-- Assigned task --
Nothing in the data should be left out, so repeat it all exactly.

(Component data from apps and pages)

___

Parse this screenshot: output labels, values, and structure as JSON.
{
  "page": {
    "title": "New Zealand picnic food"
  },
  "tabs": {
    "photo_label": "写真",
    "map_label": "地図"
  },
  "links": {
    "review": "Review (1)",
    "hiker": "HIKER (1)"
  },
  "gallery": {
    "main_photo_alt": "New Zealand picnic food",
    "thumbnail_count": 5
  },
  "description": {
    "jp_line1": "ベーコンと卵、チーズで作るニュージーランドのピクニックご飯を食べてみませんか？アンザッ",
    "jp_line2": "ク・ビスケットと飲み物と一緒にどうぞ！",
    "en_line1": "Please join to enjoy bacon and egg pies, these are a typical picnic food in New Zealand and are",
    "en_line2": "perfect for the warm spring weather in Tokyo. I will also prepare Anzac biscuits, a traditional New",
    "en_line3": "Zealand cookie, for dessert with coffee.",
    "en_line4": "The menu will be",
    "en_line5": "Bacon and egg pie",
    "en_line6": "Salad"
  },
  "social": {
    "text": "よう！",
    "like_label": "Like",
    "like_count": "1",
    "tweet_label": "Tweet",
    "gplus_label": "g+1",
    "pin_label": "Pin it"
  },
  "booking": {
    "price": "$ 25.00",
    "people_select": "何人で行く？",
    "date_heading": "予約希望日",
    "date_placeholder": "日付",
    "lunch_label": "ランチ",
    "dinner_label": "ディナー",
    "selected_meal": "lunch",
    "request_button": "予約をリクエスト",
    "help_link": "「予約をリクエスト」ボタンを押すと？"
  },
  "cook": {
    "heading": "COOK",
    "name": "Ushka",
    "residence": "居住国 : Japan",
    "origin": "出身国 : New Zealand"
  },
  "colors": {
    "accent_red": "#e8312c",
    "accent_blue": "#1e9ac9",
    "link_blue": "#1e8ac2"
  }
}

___

-- Task output --
Parse this screenshot: output labels, values, and structure as JSON.
{
  "page": {
    "title": "New Zealand picnic food"
  },
  "tabs": {
    "photo_label": "写真",
    "map_label": "地図"
  },
  "links": {
    "review": "Review (1)",
    "hiker": "HIKER (1)"
  },
  "gallery": {
    "main_photo_alt": "New Zealand picnic food",
    "thumbnail_count": 5
  },
  "description": {
    "jp_line1": "ベーコンと卵、チーズで作るニュージーランドのピクニックご飯を食べてみませんか？アンザッ",
    "jp_line2": "ク・ビスケットと飲み物と一緒にどうぞ！",
    "en_line1": "Please join to enjoy bacon and egg pies, these are a typical picnic food in New Zealand and are",
    "en_line2": "perfect for the warm spring weather in Tokyo. I will also prepare Anzac biscuits, a traditional New",
    "en_line3": "Zealand cookie, for dessert with coffee.",
    "en_line4": "The menu will be",
    "en_line5": "Bacon and egg pie",
    "en_line6": "Salad"
  },
  "social": {
    "text": "よう！",
    "like_label": "Like",
    "like_count": "1",
    "tweet_label": "Tweet",
    "gplus_label": "g+1",
    "pin_label": "Pin it"
  },
  "booking": {
    "price": "$ 25.00",
    "people_select": "何人で行く？",
    "date_heading": "予約希望日",
    "date_placeholder": "日付",
    "lunch_label": "ランチ",
    "dinner_label": "ディナー",
    "selected_meal": "lunch",
    "request_button": "予約をリクエスト",
    "help_link": "「予約をリクエスト」ボタンを押すと？"
  },
  "cook": {
    "heading": "COOK",
    "name": "Ushka",
    "residence": "居住国 : Japan",
    "origin": "出身国 : New Zealand"
  },
  "colors": {
    "accent_red": "#e8312c",
    "accent_blue": "#1e9ac9",
    "link_blue": "#1e8ac2"
  }
}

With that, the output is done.